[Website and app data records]
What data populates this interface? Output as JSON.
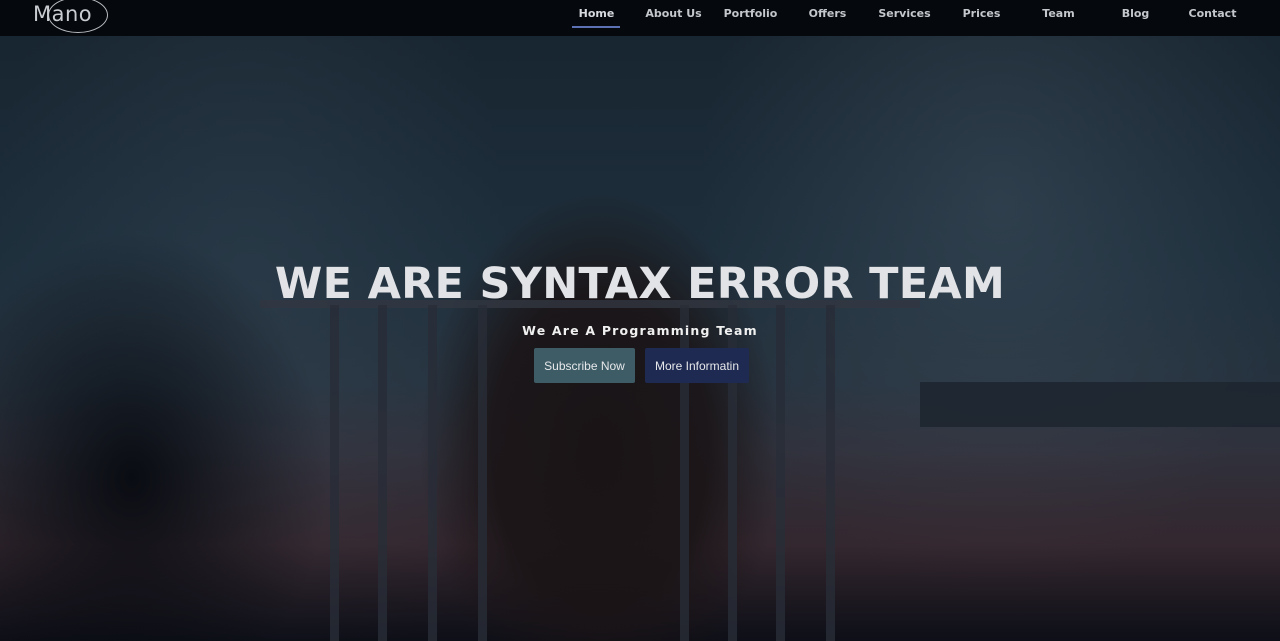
{
  "brand": {
    "logo_text": "Mano"
  },
  "nav": {
    "items": [
      {
        "label": "Home",
        "active": true
      },
      {
        "label": "About Us"
      },
      {
        "label": "Portfolio"
      },
      {
        "label": "Offers"
      },
      {
        "label": "Services"
      },
      {
        "label": "Prices"
      },
      {
        "label": "Team"
      },
      {
        "label": "Blog"
      },
      {
        "label": "Contact"
      }
    ]
  },
  "hero": {
    "title": "WE ARE SYNTAX ERROR TEAM",
    "subtitle": "We Are A Programming Team",
    "primary_button": "Subscribe Now",
    "secondary_button": "More Informatin"
  },
  "colors": {
    "accent": "#5c70b4",
    "primary_button": "#3e5c66",
    "secondary_button": "#1f2a52",
    "navbar": "#05080c"
  }
}
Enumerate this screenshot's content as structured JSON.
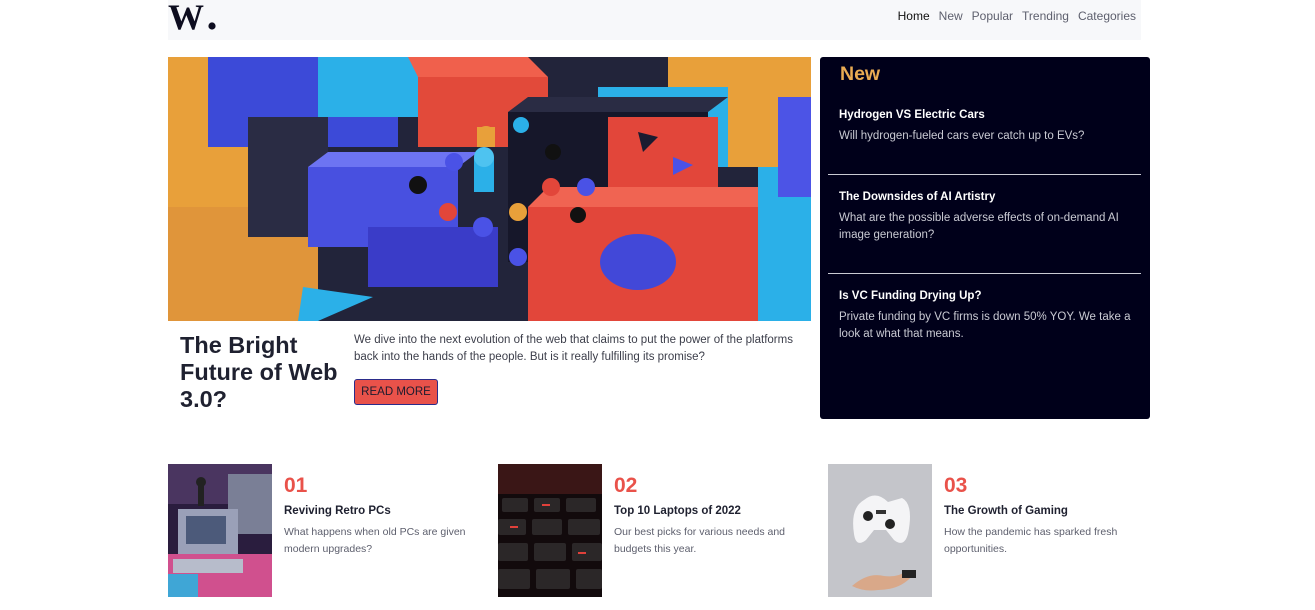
{
  "brand": {
    "logo_text": "W."
  },
  "nav": {
    "items": [
      "Home",
      "New",
      "Popular",
      "Trending",
      "Categories"
    ],
    "active": "Home"
  },
  "hero": {
    "title": "The Bright Future of Web 3.0?",
    "description": "We dive into the next evolution of the web that claims to put the power of the platforms back into the hands of the people. But is it really fulfilling its promise?",
    "button_label": "READ MORE",
    "image": "abstract-3d-blocks"
  },
  "new_section": {
    "title": "New",
    "items": [
      {
        "title": "Hydrogen VS Electric Cars",
        "description": "Will hydrogen-fueled cars ever catch up to EVs?"
      },
      {
        "title": "The Downsides of AI Artistry",
        "description": "What are the possible adverse effects of on-demand AI image generation?"
      },
      {
        "title": "Is VC Funding Drying Up?",
        "description": "Private funding by VC firms is down 50% YOY. We take a look at what that means."
      }
    ]
  },
  "articles": [
    {
      "number": "01",
      "title": "Reviving Retro PCs",
      "description": "What happens when old PCs are given modern upgrades?",
      "image": "retro-pc"
    },
    {
      "number": "02",
      "title": "Top 10 Laptops of 2022",
      "description": "Our best picks for various needs and budgets this year.",
      "image": "keyboard"
    },
    {
      "number": "03",
      "title": "The Growth of Gaming",
      "description": "How the pandemic has sparked fresh opportunities.",
      "image": "game-controller"
    }
  ],
  "colors": {
    "accent": "#e9524a",
    "panel_bg": "#00001a",
    "panel_title": "#e9ab53"
  }
}
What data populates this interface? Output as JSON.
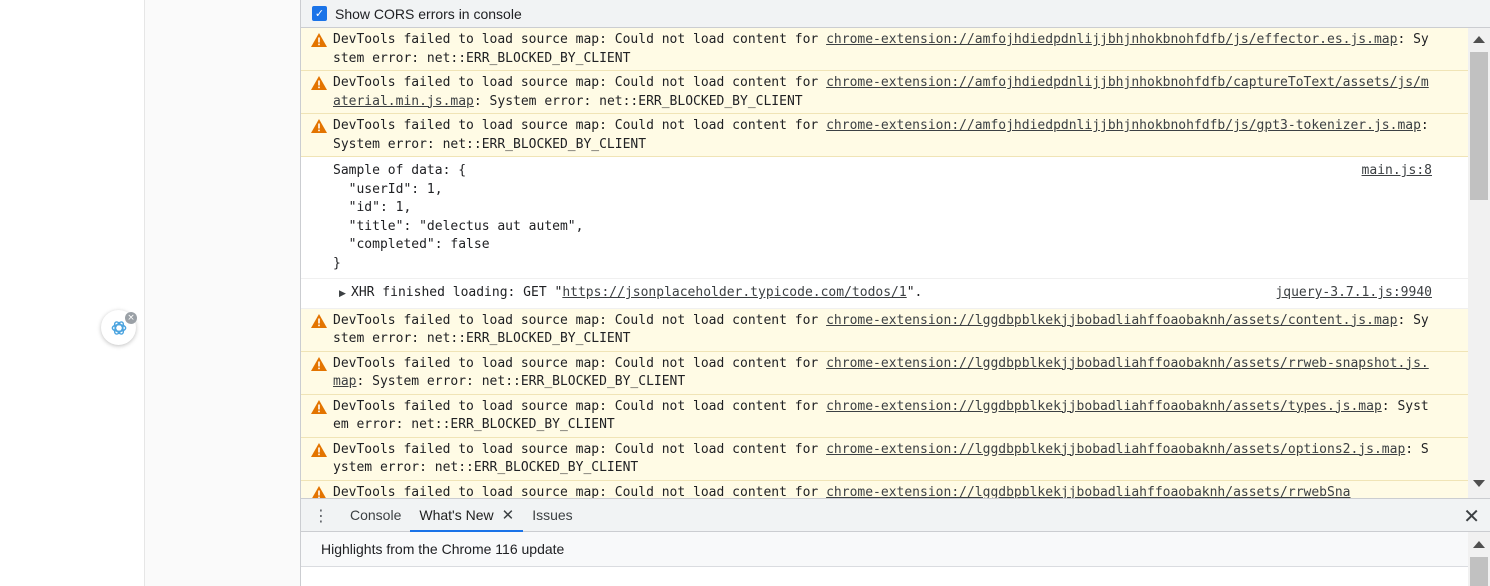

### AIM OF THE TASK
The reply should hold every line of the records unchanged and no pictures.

### COMPLETED TASK
What data populates this interface? Output as JSON.
{
  "brand": {
    "logo_text": "Mano"
  },
  "nav": {
    "items": [
      {
        "label": "Home",
        "active": true
      },
      {
        "label": "About Us"
      },
      {
        "label": "Portfolio"
      },
      {
        "label": "Offers"
      },
      {
        "label": "Services"
      },
      {
        "label": "Prices"
      },
      {
        "label": "Team"
      },
      {
        "label": "Blog"
      },
      {
        "label": "Contact"
      }
    ]
  },
  "hero": {
    "title": "WE ARE SYNTAX ERROR TEAM",
    "subtitle": "We Are A Programming Team",
    "primary_button": "Subscribe Now",
    "secondary_button": "More Informatin"
  },
  "colors": {
    "accent": "#5c70b4",
    "primary_button": "#3e5c66",
    "secondary_button": "#1f2a52",
    "navbar": "#05080c"
  }
}
Enumerate this screenshot's content as structured JSON.
{
  "brand": {
    "logo_text": "W."
  },
  "nav": {
    "items": [
      "Home",
      "New",
      "Popular",
      "Trending",
      "Categories"
    ],
    "active": "Home"
  },
  "hero": {
    "title": "The Bright Future of Web 3.0?",
    "description": "We dive into the next evolution of the web that claims to put the power of the platforms back into the hands of the people. But is it really fulfilling its promise?",
    "button_label": "READ MORE",
    "image": "abstract-3d-blocks"
  },
  "new_section": {
    "title": "New",
    "items": [
      {
        "title": "Hydrogen VS Electric Cars",
        "description": "Will hydrogen-fueled cars ever catch up to EVs?"
      },
      {
        "title": "The Downsides of AI Artistry",
        "description": "What are the possible adverse effects of on-demand AI image generation?"
      },
      {
        "title": "Is VC Funding Drying Up?",
        "description": "Private funding by VC firms is down 50% YOY. We take a look at what that means."
      }
    ]
  },
  "articles": [
    {
      "number": "01",
      "title": "Reviving Retro PCs",
      "description": "What happens when old PCs are given modern upgrades?",
      "image": "retro-pc"
    },
    {
      "number": "02",
      "title": "Top 10 Laptops of 2022",
      "description": "Our best picks for various needs and budgets this year.",
      "image": "keyboard"
    },
    {
      "number": "03",
      "title": "The Growth of Gaming",
      "description": "How the pandemic has sparked fresh opportunities.",
      "image": "game-controller"
    }
  ],
  "colors": {
    "accent": "#e9524a",
    "panel_bg": "#00001a",
    "panel_title": "#e9ab53"
  }
}
What data populates this interface? Output as JSON.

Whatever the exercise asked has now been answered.